This is the story of an Australian farm. In a way, this farm is special. Every year it feeds six hundred strangers. People the farmer has never met. Never will.
Many of these strangers live here. A lot of what the farm produces leaves Australia to feed hungry mouths abroad. These people are thankful for the food they eat. They’ll never know the name of the farmer who produced it.
This happens year in, year out, without fail. 600 people fed by one farmer from the produce of one farm.
In another way, though, there’s nothing remarkable about this farm feeding so many strangers every year. Other Australian farms do the same. The average Australian farm produces enough food to feed 600 people annually.
About 150 of those strangers live here in Australia. Most don’t. Because our farms produce more food than our population can consume, a lot of farm produce is exported.
Some foods are especially popular overseas. 92% of rice grown in Australia is exported, mostly to Asia. 84% of sugar is exported. 78% of beef and lamb goes overseas.
In 2021/22, there were 88,000 farms in Australia. It’s way too easy to take these farms – and our farmers – for granted. We expect there to be milk on the supermarket shelf no matter what. We expect perfect tomatoes, without even acknowledging weather events that might have decimated the year’s crop.
As an IIF Coop member, you’ll know how passionate we are to support and celebrate farmers.
For most farmers, it’s hard physical work. During planting, it’s not uncommon to work 12 hours a day, 7 days a week.
For many, farming provides only a modest lifestyle. In any year, a quarter of our farmers lose money or barely earn anything.
So, why do farmers do it?
We’ll let agricultural writer Wendell Berry answer that.
“Farmers farm for the love of farming. They love to watch and nurture the growth of plants. They love to live in the presence of animals. They love to work outdoors. They love the weather, maybe even when it is making them miserable. They love to live where they work and to work where they live.”
Maybe farmers sometimes wonder where their food has ended up. Who is eating it. Like artists, they rarely know who buys their produce, never know the pleasure it brings.
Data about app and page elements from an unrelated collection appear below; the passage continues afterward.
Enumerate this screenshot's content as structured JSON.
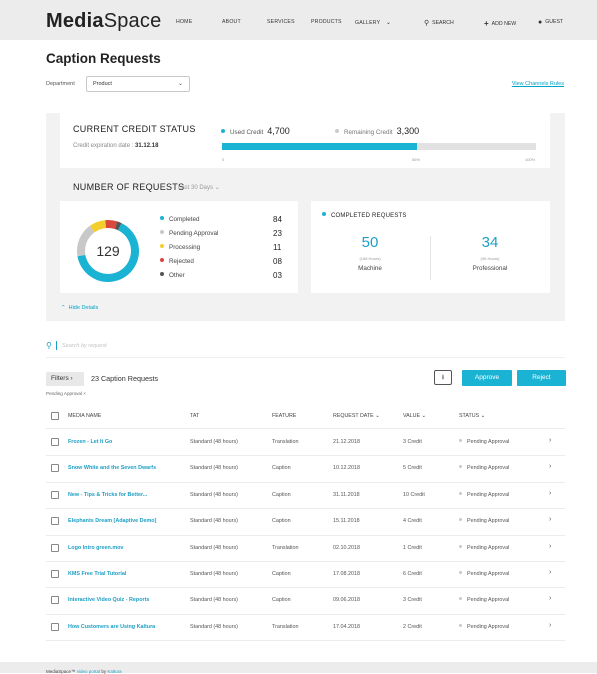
{
  "header": {
    "logo_bold": "Media",
    "logo_rest": "Space",
    "nav": [
      "HOME",
      "ABOUT",
      "SERVICES",
      "PRODUCTS",
      "GALLERY"
    ],
    "search_label": "SEARCH",
    "add_new_label": "ADD NEW",
    "guest_label": "GUEST"
  },
  "page_title": "Caption Requests",
  "department": {
    "label": "Department",
    "selected": "Product"
  },
  "channels_link": "View Channels Rules",
  "credit": {
    "title": "CURRENT CREDIT STATUS",
    "expiration_label": "Credit expiration date :",
    "expiration_date": "31.12.18",
    "used_label": "Used Credit",
    "used_value": "4,700",
    "remaining_label": "Remaining Credit",
    "remaining_value": "3,300",
    "used_fraction": 0.62,
    "ticks": [
      "0",
      "66%",
      "100%"
    ],
    "used_color": "#1bb3d3",
    "remaining_color": "#e2e2e2"
  },
  "requests": {
    "title": "NUMBER OF REQUESTS",
    "range": "Last 30 Days",
    "total": "129",
    "statuses": [
      {
        "label": "Completed",
        "value": "84",
        "color": "#1bb3d3"
      },
      {
        "label": "Pending Approval",
        "value": "23",
        "color": "#c8c8c8"
      },
      {
        "label": "Processing",
        "value": "11",
        "color": "#f2cf2d"
      },
      {
        "label": "Rejected",
        "value": "08",
        "color": "#d9473d"
      },
      {
        "label": "Other",
        "value": "03",
        "color": "#555555"
      }
    ],
    "completed": {
      "title": "COMPLETED REQUESTS",
      "machine_value": "50",
      "machine_hours": "(158 Hours)",
      "machine_label": "Machine",
      "professional_value": "34",
      "professional_hours": "(96 Hours)",
      "professional_label": "Professional"
    },
    "hide_details": "Hide Details"
  },
  "search": {
    "placeholder": "Search by request"
  },
  "list": {
    "filters_label": "Filters",
    "count_text": "23 Caption Requests",
    "active_filter": "Pending Approval",
    "approve_label": "Approve",
    "reject_label": "Reject",
    "columns": [
      "MEDIA NAME",
      "TAT",
      "FEATURE",
      "REQUEST DATE",
      "VALUE",
      "STATUS"
    ],
    "rows": [
      {
        "name": "Frozen - Let It Go",
        "tat": "Standard (48 hours)",
        "feature": "Translation",
        "date": "21.12.2018",
        "value": "3 Credit",
        "status": "Pending Approval"
      },
      {
        "name": "Snow White and the Seven Dwarfs",
        "tat": "Standard (48 hours)",
        "feature": "Caption",
        "date": "10.12.2018",
        "value": "5 Credit",
        "status": "Pending Approval"
      },
      {
        "name": "New - Tips & Tricks for Better...",
        "tat": "Standard (48 hours)",
        "feature": "Caption",
        "date": "31.11.2018",
        "value": "10 Credit",
        "status": "Pending Approval"
      },
      {
        "name": "Elephants Dream [Adaptive Demo]",
        "tat": "Standard (48 hours)",
        "feature": "Caption",
        "date": "15.11.2018",
        "value": "4 Credit",
        "status": "Pending Approval"
      },
      {
        "name": "Logo Intro green.mov",
        "tat": "Standard (48 hours)",
        "feature": "Translation",
        "date": "02.10.2018",
        "value": "1 Credit",
        "status": "Pending Approval"
      },
      {
        "name": "KMS Free Trial Tutorial",
        "tat": "Standard (48 hours)",
        "feature": "Caption",
        "date": "17.08.2018",
        "value": "6 Credit",
        "status": "Pending Approval"
      },
      {
        "name": "Interactive Video Quiz - Reports",
        "tat": "Standard (48 hours)",
        "feature": "Caption",
        "date": "09.06.2018",
        "value": "3 Credit",
        "status": "Pending Approval"
      },
      {
        "name": "How Customers are Using Kaltura",
        "tat": "Standard (48 hours)",
        "feature": "Translation",
        "date": "17.04.2018",
        "value": "2 Credit",
        "status": "Pending Approval"
      }
    ]
  },
  "footer": {
    "prefix": "MediaSpace™",
    "link1": "video portal",
    "middle": "by",
    "link2": "Kaltura"
  }
}
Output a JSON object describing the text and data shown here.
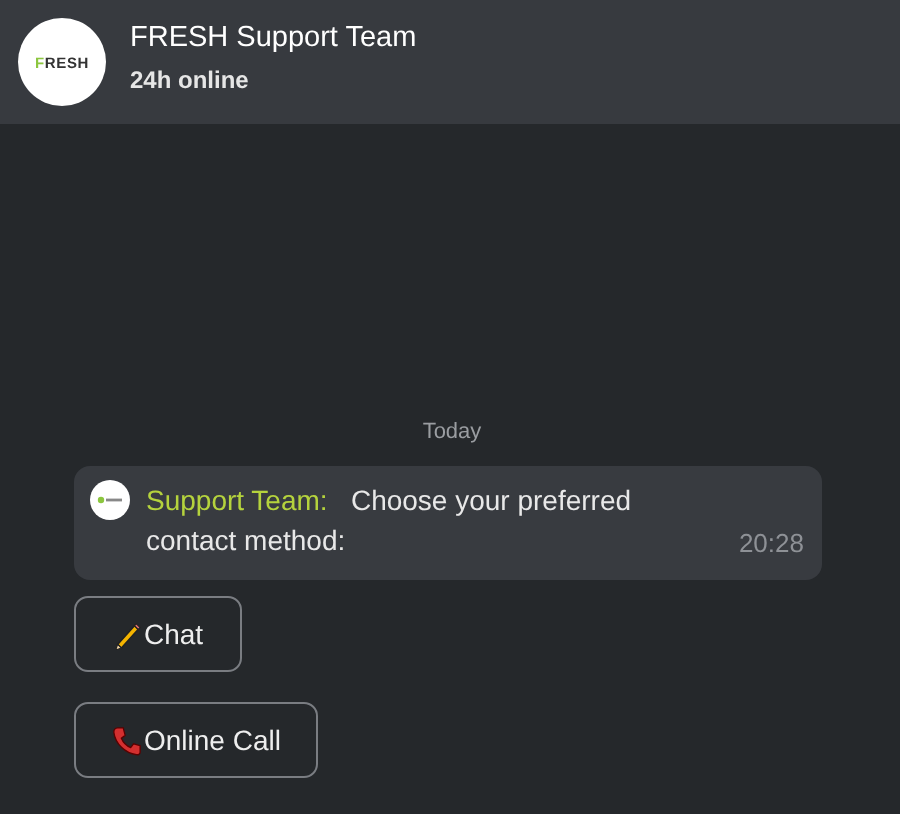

They know that they’ve produced the best they can in this current season. There was a market for it. And somewhere here or overseas, a family has consumed that food. Next season, they will do it again. Next season, they will feed another 600 strangers. And again the next year. And again. And again.